● WORKING DATA

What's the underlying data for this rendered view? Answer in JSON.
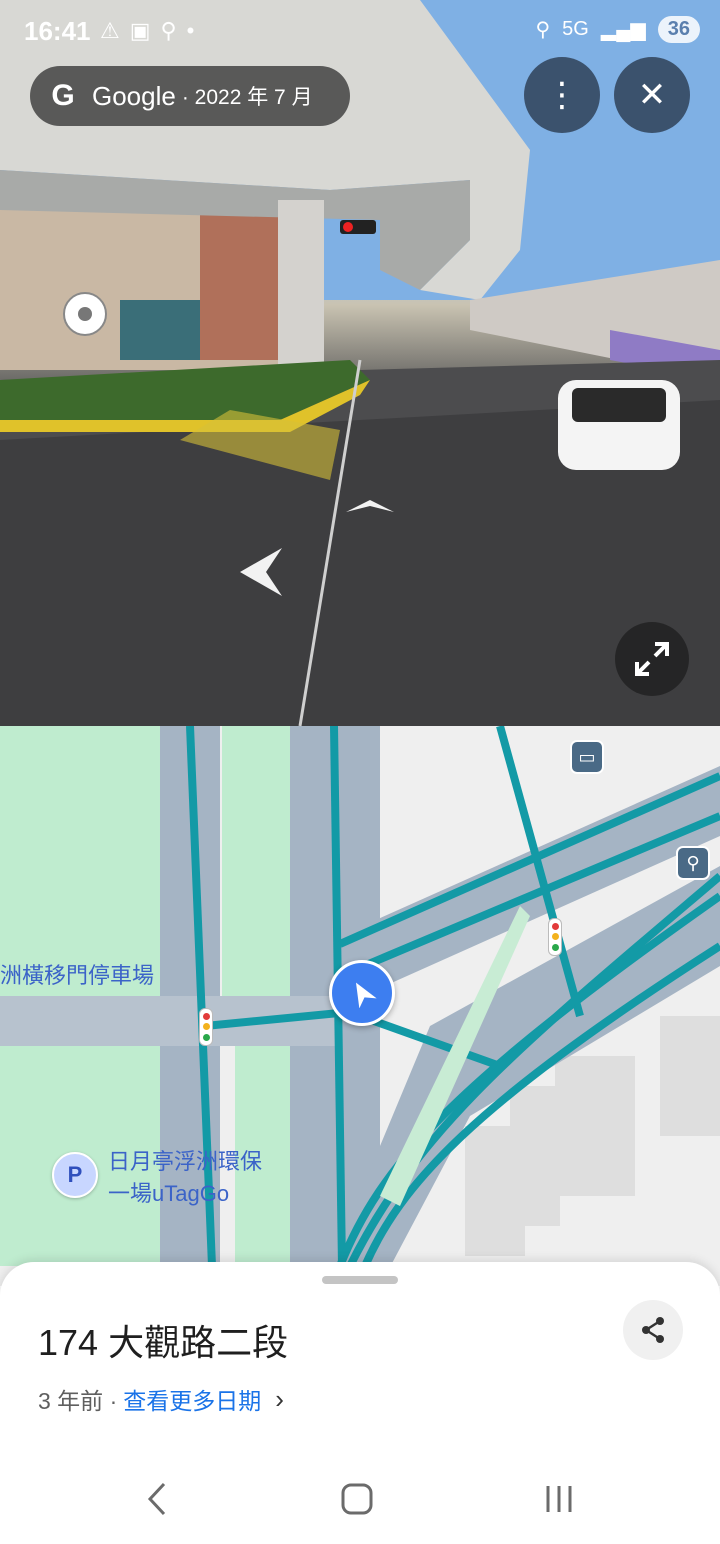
{
  "status_bar": {
    "time": "16:41",
    "network": "5G",
    "battery": "36"
  },
  "viewer": {
    "brand": "Google",
    "capture_date": "· 2022 年 7 月"
  },
  "map": {
    "labels": {
      "parking_lot": "洲橫移門停車場",
      "poi_line1": "日月亭浮洲環保",
      "poi_line2": "一場uTagGo"
    },
    "parking_glyph": "P"
  },
  "sheet": {
    "address": "174 大觀路二段",
    "age": "3 年前 ·",
    "more_dates_link": "查看更多日期",
    "chevron": "›"
  },
  "icons": {
    "more": "⋮",
    "close": "✕",
    "google_g": "G"
  }
}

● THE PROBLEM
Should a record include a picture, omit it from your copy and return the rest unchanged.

● WRITTEN ANSWER
What's the underlying data for this rendered view? Answer in JSON.
{
  "status_bar": {
    "time": "16:41",
    "network": "5G",
    "battery": "36"
  },
  "viewer": {
    "brand": "Google",
    "capture_date": "· 2022 年 7 月"
  },
  "map": {
    "labels": {
      "parking_lot": "洲橫移門停車場",
      "poi_line1": "日月亭浮洲環保",
      "poi_line2": "一場uTagGo"
    },
    "parking_glyph": "P"
  },
  "sheet": {
    "address": "174 大觀路二段",
    "age": "3 年前 ·",
    "more_dates_link": "查看更多日期",
    "chevron": "›"
  },
  "icons": {
    "more": "⋮",
    "close": "✕",
    "google_g": "G"
  }
}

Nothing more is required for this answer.